The researchers stated that during the development of GLP-1, proof-of-concept studies displayed that short-term intravenous infusions lowered glucose concentrations in hyperglycemic patients into the normal fasting glucose range — typically between 4 and 6.5 mmol/L.
These glucose lowering effects were seen at doses of 1 to 1.2 pmol/kg-1/min-1 or even lower, reaching a steady-state plasma level of total GLP-1 approximately 60-150 pmol/L corresponding with steady state plasma concentrations of intact, biologically active GLP-1 of 10 to 15 pmol/L without any gastrointestinal side effects.
However, in order to advance the compound, scientists created a subcutaneous form. Doses reaching as high as 1.5 nmol/kg had somewhat an effect on glycemia, but were not fully able to normalize blood glucose levels. Gastrointestinal side effects along with nausea and vomiting were also observed in a dose-dependent manner.

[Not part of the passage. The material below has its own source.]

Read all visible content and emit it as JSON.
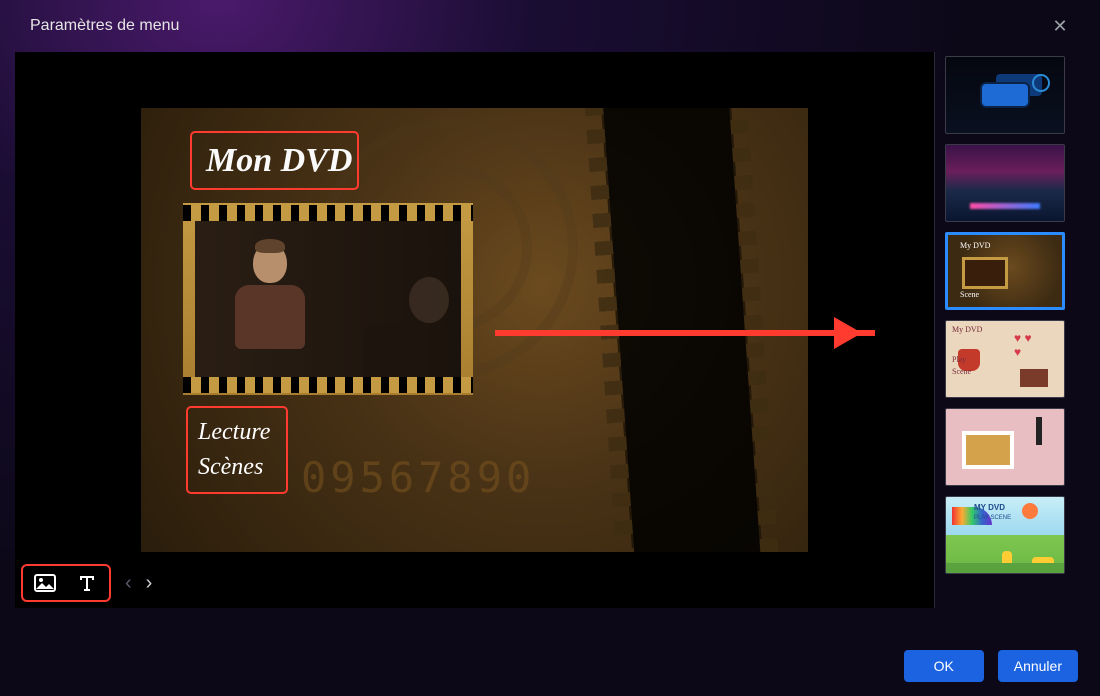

“Based on these results, a lower bioavailability of GLP-1 has to be suspected when the peptide is delivered into the subcutaneous compartment versus IV administration,” they wrote.
Following studies have evaluated whether a continuous subcutaneous infusion of GLP-1 could improve response and lessen side effects. Although continuous subcutaneous doses of 2.4 or 4.8 pmol/kg-1/min-1 led to better bioavailability of GLP-1, the glucose-lowering responses “were still much inferior” when compared to the intravenous infusions, Nauck and colleagues wrote.
The research team concluded in their literature review that the intravenous route may be a better means of normalizing blood glucose in patients with type 2 diabetes than the current route of subcutaneous administration.
Further investigation of these and other potential mechanisms that underlie the differences between IV and subcutaneous administration of GLP-1 agonists could lead to a “substantial improvement in incretin-based therapeutic agents,” Nauck and colleagues concluded.
Diabetologia, Sept. 2013